Elephants have lent a helping hand to humans for more than 4,000 years, from farm work to hauling soldiers and their weapons to battle. However, these gentle giants are also known for their tusks made of ivory, often referred to as ‘white gold’ and an ‘organic gemstone’.

Not only are these 200-pound tusks sought after as status symbols by many, they are also used for making piano keys and other everyday objects due to their easy-to-carve and durable nature. 

China Demands, and Africa Supplies

China accounts for a whopping 50 to 70 percent of smuggled ivory, most of which is supplied from Africa.

Poachers employ guns, bow and arrows, poison darts, and other tactics to hunt these unsuspecting animals. For these ruthless hunters, the main goal is to get ivory out of the country without being detected. Unfortunately, even humans are not spared in this process — poachers have been accused of killing wildlife rangers who protect these elephants.

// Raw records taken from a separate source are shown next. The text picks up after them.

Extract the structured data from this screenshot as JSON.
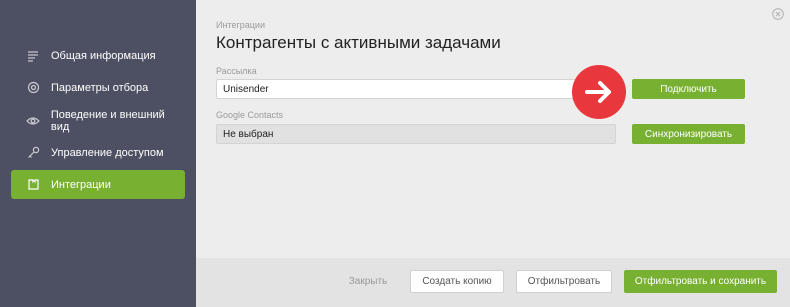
{
  "sidebar": {
    "items": [
      {
        "label": "Общая информация",
        "icon": "list-icon",
        "active": false
      },
      {
        "label": "Параметры отбора",
        "icon": "gear-icon",
        "active": false
      },
      {
        "label": "Поведение и внешний вид",
        "icon": "eye-icon",
        "active": false
      },
      {
        "label": "Управление доступом",
        "icon": "key-icon",
        "active": false
      },
      {
        "label": "Интеграции",
        "icon": "puzzle-icon",
        "active": true
      }
    ]
  },
  "main": {
    "breadcrumb": "Интеграции",
    "title": "Контрагенты с активными задачами",
    "mailing": {
      "label": "Рассылка",
      "value": "Unisender",
      "button": "Подключить"
    },
    "google": {
      "label": "Google Contacts",
      "value": "Не выбран",
      "button": "Синхронизировать"
    }
  },
  "footer": {
    "close_label": "Закрыть",
    "copy_label": "Создать копию",
    "filter_label": "Отфильтровать",
    "filter_save_label": "Отфильтровать и сохранить"
  },
  "colors": {
    "sidebar_bg": "#4d5062",
    "accent_green": "#78b032",
    "arrow_red": "#e8383d",
    "main_bg": "#ededed"
  }
}
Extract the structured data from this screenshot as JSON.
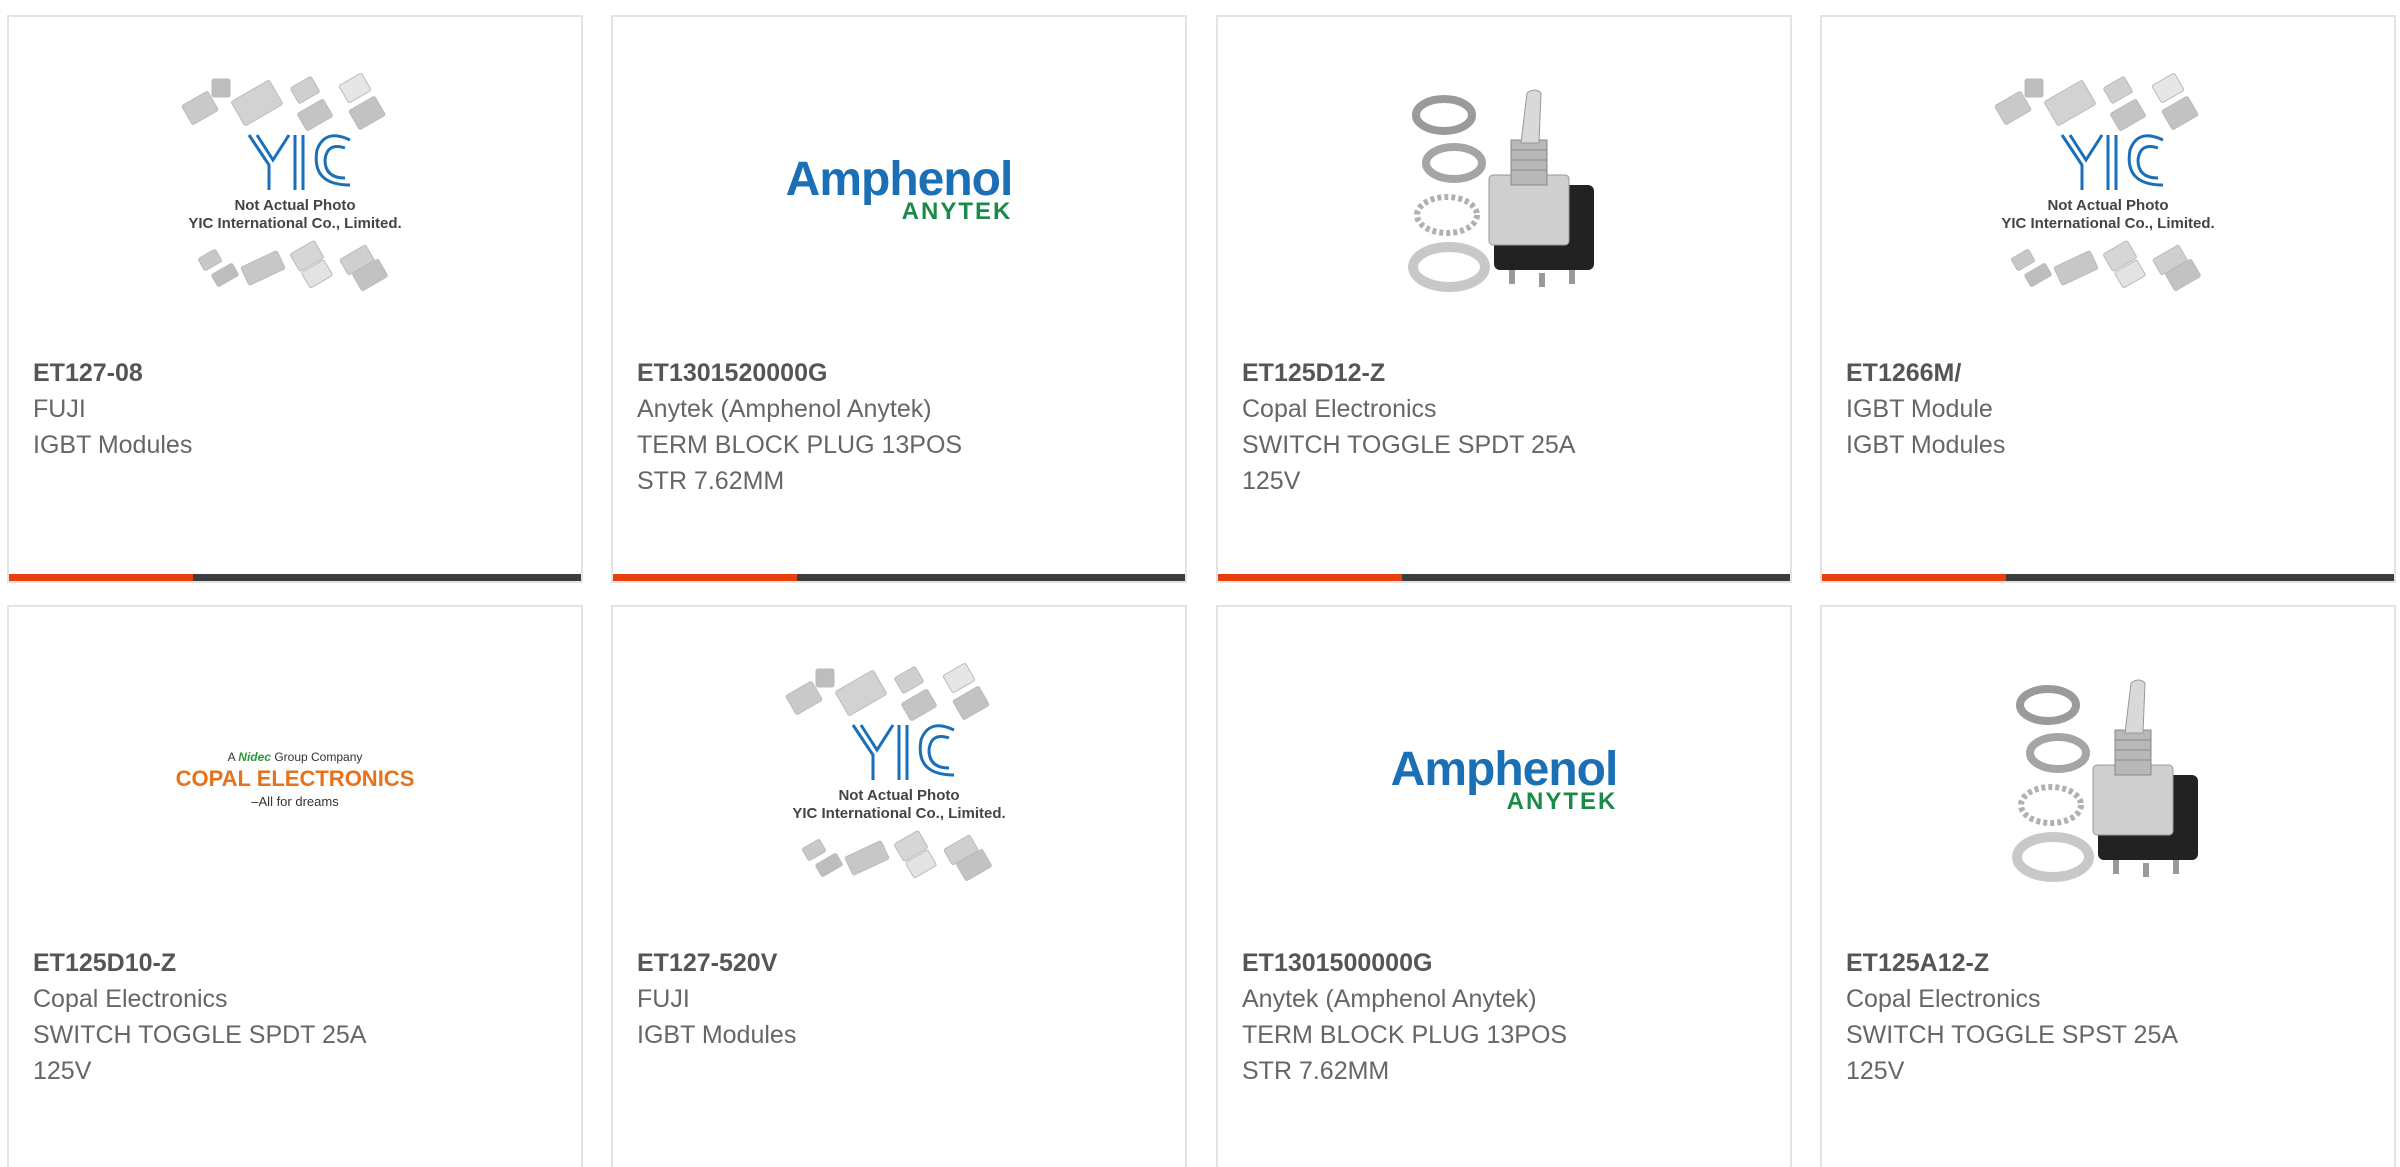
{
  "products": [
    {
      "part_number": "ET127-08",
      "manufacturer": "FUJI",
      "description": [
        "IGBT Modules"
      ],
      "image": "yic-placeholder",
      "image_text": [
        "Not Actual Photo",
        "YIC International Co., Limited."
      ],
      "has_bar": true
    },
    {
      "part_number": "ET1301520000G",
      "manufacturer": "Anytek (Amphenol Anytek)",
      "description": [
        "TERM BLOCK PLUG 13POS",
        "STR 7.62MM"
      ],
      "image": "amphenol-anytek-logo",
      "image_text": [
        "Amphenol",
        "ANYTEK"
      ],
      "has_bar": true
    },
    {
      "part_number": "ET125D12-Z",
      "manufacturer": "Copal Electronics",
      "description": [
        "SWITCH TOGGLE SPDT 25A",
        "125V"
      ],
      "image": "toggle-switch-photo",
      "image_text": [],
      "has_bar": true
    },
    {
      "part_number": "ET1266M/",
      "manufacturer": "IGBT Module",
      "description": [
        "IGBT Modules"
      ],
      "image": "yic-placeholder",
      "image_text": [
        "Not Actual Photo",
        "YIC International Co., Limited."
      ],
      "has_bar": true
    },
    {
      "part_number": "ET125D10-Z",
      "manufacturer": "Copal Electronics",
      "description": [
        "SWITCH TOGGLE SPDT 25A",
        "125V"
      ],
      "image": "copal-electronics-logo",
      "image_text": [
        "A",
        "Nidec",
        "Group Company",
        "COPAL ELECTRONICS",
        "–All for dreams"
      ],
      "has_bar": false
    },
    {
      "part_number": "ET127-520V",
      "manufacturer": "FUJI",
      "description": [
        "IGBT Modules"
      ],
      "image": "yic-placeholder",
      "image_text": [
        "Not Actual Photo",
        "YIC International Co., Limited."
      ],
      "has_bar": false
    },
    {
      "part_number": "ET1301500000G",
      "manufacturer": "Anytek (Amphenol Anytek)",
      "description": [
        "TERM BLOCK PLUG 13POS",
        "STR 7.62MM"
      ],
      "image": "amphenol-anytek-logo",
      "image_text": [
        "Amphenol",
        "ANYTEK"
      ],
      "has_bar": false
    },
    {
      "part_number": "ET125A12-Z",
      "manufacturer": "Copal Electronics",
      "description": [
        "SWITCH TOGGLE SPST 25A",
        "125V"
      ],
      "image": "toggle-switch-photo",
      "image_text": [],
      "has_bar": false
    }
  ],
  "colors": {
    "accent": "#e8400c",
    "bar": "#3d3d3d",
    "border": "#e3e3e3",
    "part_number_text": "#555555",
    "body_text": "#666666"
  }
}
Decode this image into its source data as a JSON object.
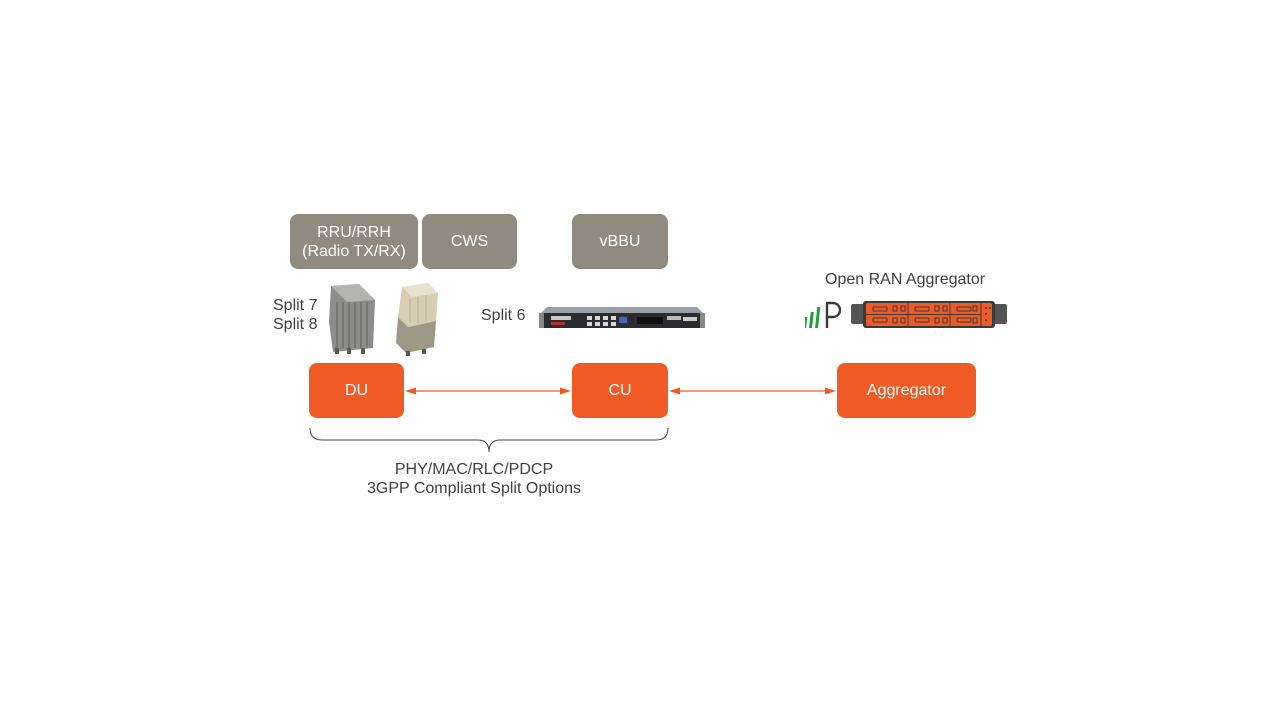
{
  "colors": {
    "category_box": "#918a80",
    "component_box": "#f05a25",
    "connector": "#f05a25",
    "brace": "#404040",
    "text": "#404040",
    "logo_green": "#21a038"
  },
  "categories": [
    {
      "id": "rru",
      "line1": "RRU/RRH",
      "line2": "(Radio TX/RX)"
    },
    {
      "id": "cws",
      "line1": "CWS"
    },
    {
      "id": "vbbu",
      "line1": "vBBU"
    }
  ],
  "split_labels": {
    "du_line1": "Split 7",
    "du_line2": "Split 8",
    "cu": "Split 6"
  },
  "aggregator_title": "Open RAN Aggregator",
  "components": [
    {
      "id": "du",
      "label": "DU"
    },
    {
      "id": "cu",
      "label": "CU"
    },
    {
      "id": "aggregator",
      "label": "Aggregator"
    }
  ],
  "connections": [
    {
      "from": "DU",
      "to": "CU",
      "bidirectional": true
    },
    {
      "from": "CU",
      "to": "Aggregator",
      "bidirectional": true
    }
  ],
  "brace_caption": {
    "line1": "PHY/MAC/RLC/PDCP",
    "line2": "3GPP Compliant Split Options"
  },
  "images": {
    "radio_unit_1": "radio-unit-grey-icon",
    "radio_unit_2": "radio-unit-beige-icon",
    "server": "rack-server-icon",
    "logo": "parallel-wireless-logo-icon",
    "aggregator_hw": "orange-rack-server-icon"
  }
}
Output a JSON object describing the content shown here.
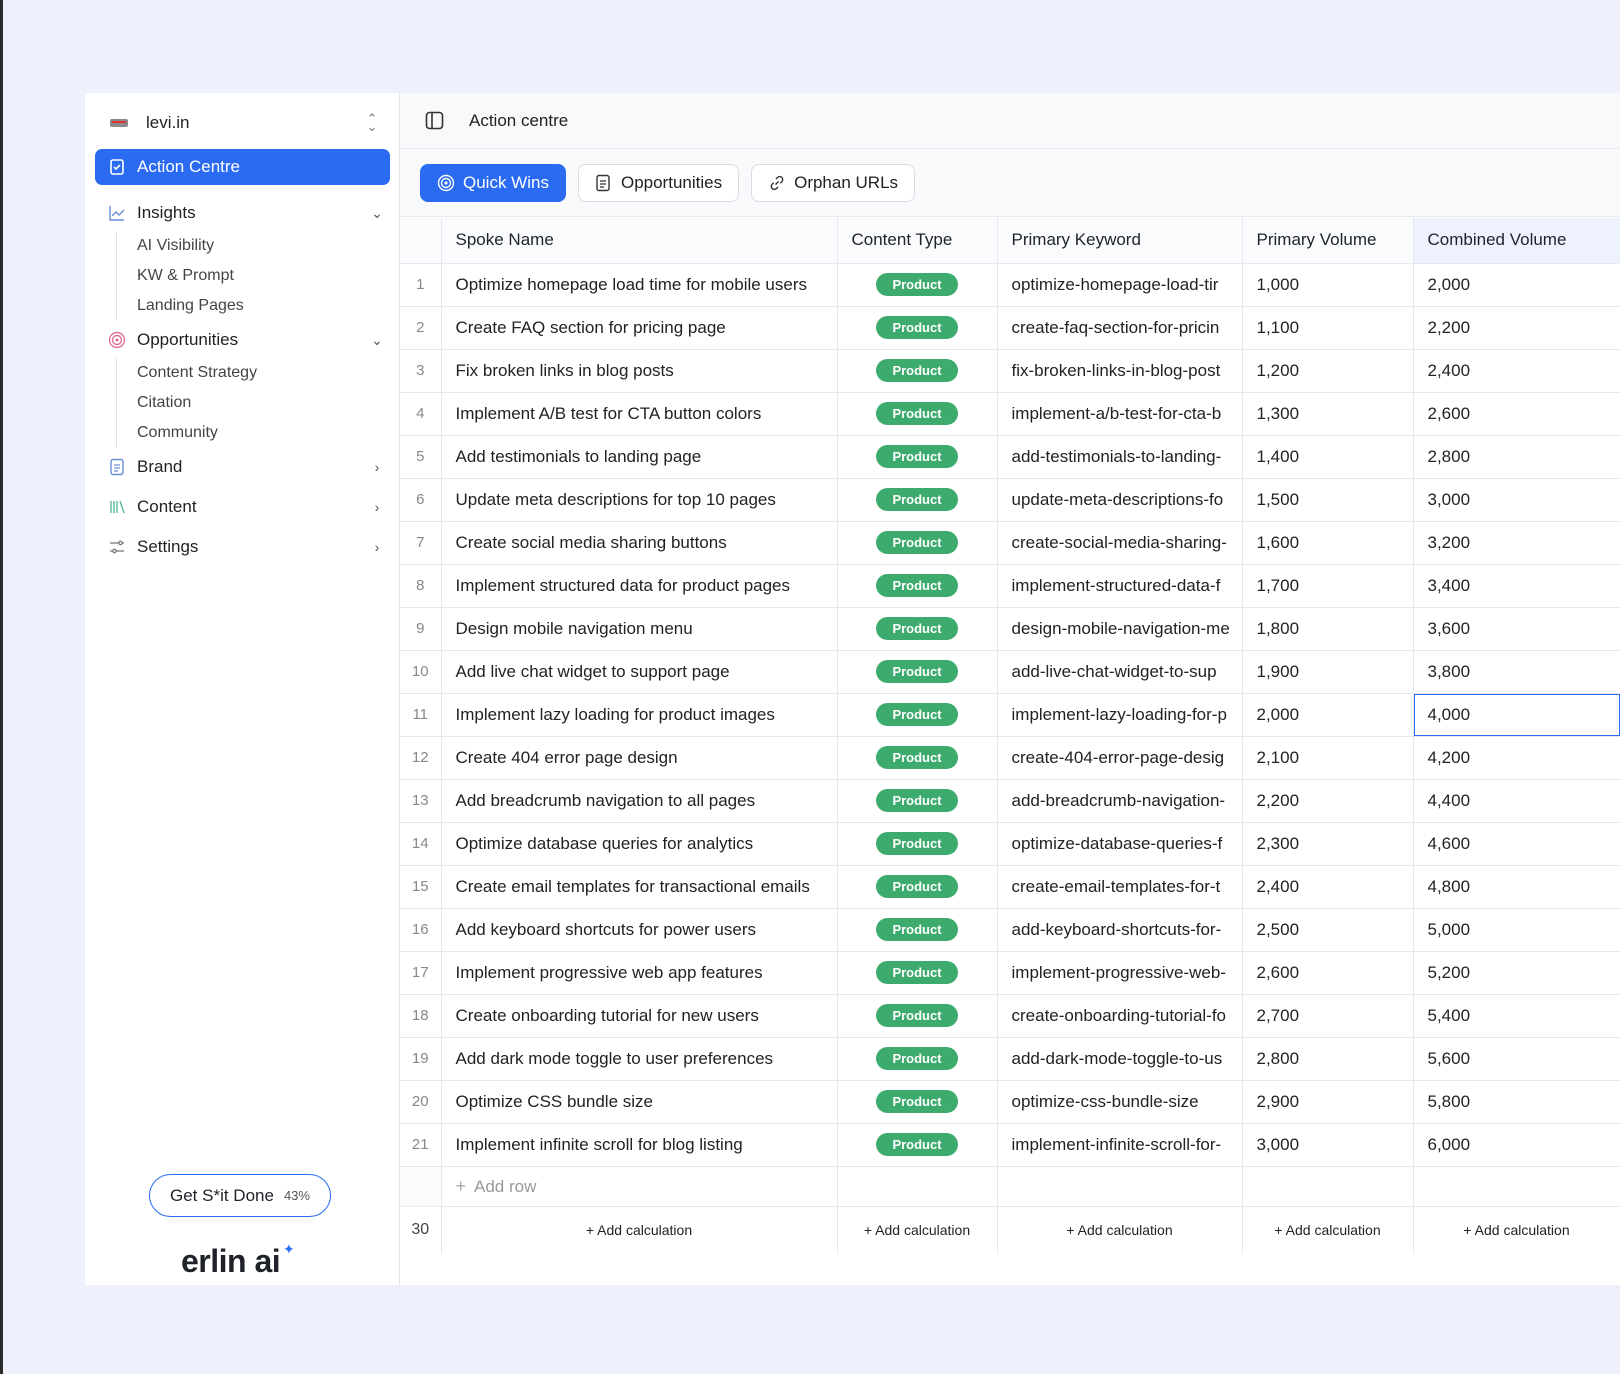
{
  "workspace": {
    "name": "levi.in"
  },
  "nav": {
    "active": "Action Centre",
    "insights": {
      "label": "Insights",
      "children": [
        "AI Visibility",
        "KW & Prompt",
        "Landing Pages"
      ]
    },
    "opportunities": {
      "label": "Opportunities",
      "children": [
        "Content Strategy",
        "Citation",
        "Community"
      ]
    },
    "brand": "Brand",
    "content": "Content",
    "settings": "Settings"
  },
  "promo": {
    "label": "Get S*it Done",
    "percent": "43%"
  },
  "brand_logo": "erlin ai",
  "topbar": {
    "title": "Action centre"
  },
  "tabs": [
    {
      "label": "Quick Wins",
      "active": true,
      "icon": "target-icon"
    },
    {
      "label": "Opportunities",
      "active": false,
      "icon": "document-icon"
    },
    {
      "label": "Orphan URLs",
      "active": false,
      "icon": "link-icon"
    }
  ],
  "table": {
    "columns": [
      "Spoke Name",
      "Content Type",
      "Primary Keyword",
      "Primary Volume",
      "Combined Volume"
    ],
    "rows": [
      [
        "1",
        "Optimize homepage load time for mobile users",
        "Product",
        "optimize-homepage-load-tir",
        "1,000",
        "2,000"
      ],
      [
        "2",
        "Create FAQ section for pricing page",
        "Product",
        "create-faq-section-for-pricin",
        "1,100",
        "2,200"
      ],
      [
        "3",
        "Fix broken links in blog posts",
        "Product",
        "fix-broken-links-in-blog-post",
        "1,200",
        "2,400"
      ],
      [
        "4",
        "Implement A/B test for CTA button colors",
        "Product",
        "implement-a/b-test-for-cta-b",
        "1,300",
        "2,600"
      ],
      [
        "5",
        "Add testimonials to landing page",
        "Product",
        "add-testimonials-to-landing-",
        "1,400",
        "2,800"
      ],
      [
        "6",
        "Update meta descriptions for top 10 pages",
        "Product",
        "update-meta-descriptions-fo",
        "1,500",
        "3,000"
      ],
      [
        "7",
        "Create social media sharing buttons",
        "Product",
        "create-social-media-sharing-",
        "1,600",
        "3,200"
      ],
      [
        "8",
        "Implement structured data for product pages",
        "Product",
        "implement-structured-data-f",
        "1,700",
        "3,400"
      ],
      [
        "9",
        "Design mobile navigation menu",
        "Product",
        "design-mobile-navigation-me",
        "1,800",
        "3,600"
      ],
      [
        "10",
        "Add live chat widget to support page",
        "Product",
        "add-live-chat-widget-to-sup",
        "1,900",
        "3,800"
      ],
      [
        "11",
        "Implement lazy loading for product images",
        "Product",
        "implement-lazy-loading-for-p",
        "2,000",
        "4,000"
      ],
      [
        "12",
        "Create 404 error page design",
        "Product",
        "create-404-error-page-desig",
        "2,100",
        "4,200"
      ],
      [
        "13",
        "Add breadcrumb navigation to all pages",
        "Product",
        "add-breadcrumb-navigation-",
        "2,200",
        "4,400"
      ],
      [
        "14",
        "Optimize database queries for analytics",
        "Product",
        "optimize-database-queries-f",
        "2,300",
        "4,600"
      ],
      [
        "15",
        "Create email templates for transactional emails",
        "Product",
        "create-email-templates-for-t",
        "2,400",
        "4,800"
      ],
      [
        "16",
        "Add keyboard shortcuts for power users",
        "Product",
        "add-keyboard-shortcuts-for-",
        "2,500",
        "5,000"
      ],
      [
        "17",
        "Implement progressive web app features",
        "Product",
        "implement-progressive-web-",
        "2,600",
        "5,200"
      ],
      [
        "18",
        "Create onboarding tutorial for new users",
        "Product",
        "create-onboarding-tutorial-fo",
        "2,700",
        "5,400"
      ],
      [
        "19",
        "Add dark mode toggle to user preferences",
        "Product",
        "add-dark-mode-toggle-to-us",
        "2,800",
        "5,600"
      ],
      [
        "20",
        "Optimize CSS bundle size",
        "Product",
        "optimize-css-bundle-size",
        "2,900",
        "5,800"
      ],
      [
        "21",
        "Implement infinite scroll for blog listing",
        "Product",
        "implement-infinite-scroll-for-",
        "3,000",
        "6,000"
      ]
    ],
    "add_row_label": "Add row",
    "footer_count": "30",
    "add_calc_label": "+ Add calculation"
  },
  "colors": {
    "accent": "#2a6bf2",
    "badge": "#3daa6e"
  }
}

China’s voracious appetite for ivory has led to more than 100,000 elephants being killed in the span of just three years! In fact, one population of elephants experienced a decrease of 64 percent, while the killings generated 17 billion dollars in revenue. There are three factors that have encouraged the illegal trade of ivory – its prized status, lack of punishment for hunters, and ignorance on the buyer's part. According to a study, only a third of the buyers are actually aware of the horrific means used to kill these giant but gentle beings.

Is China’s Announcement All Talk And No Action?

While some welcome China’s plans to put a stop to this inhumane multi-billion dollar industry, others are skeptical of their sincerity. For more than ten years, activists, celebrities, the American and African governments, wildlife groups and international authorities have been pressuring China to admit and change these illegal sales.

One concern with labeling ivory illegal is that it would only increase its status as a hard-to-get object. Some worry that poaching would become an underground black-market activity, and the motivation to hunt these endangered animals will only increase. This concern stems from sales of tiger bones, which continue despite being declared illegal.

The first step China plans to take is closing down of ivory processing factories. Wildlife experts agree that this step could be a glimmer of hope for elephant conservation efforts.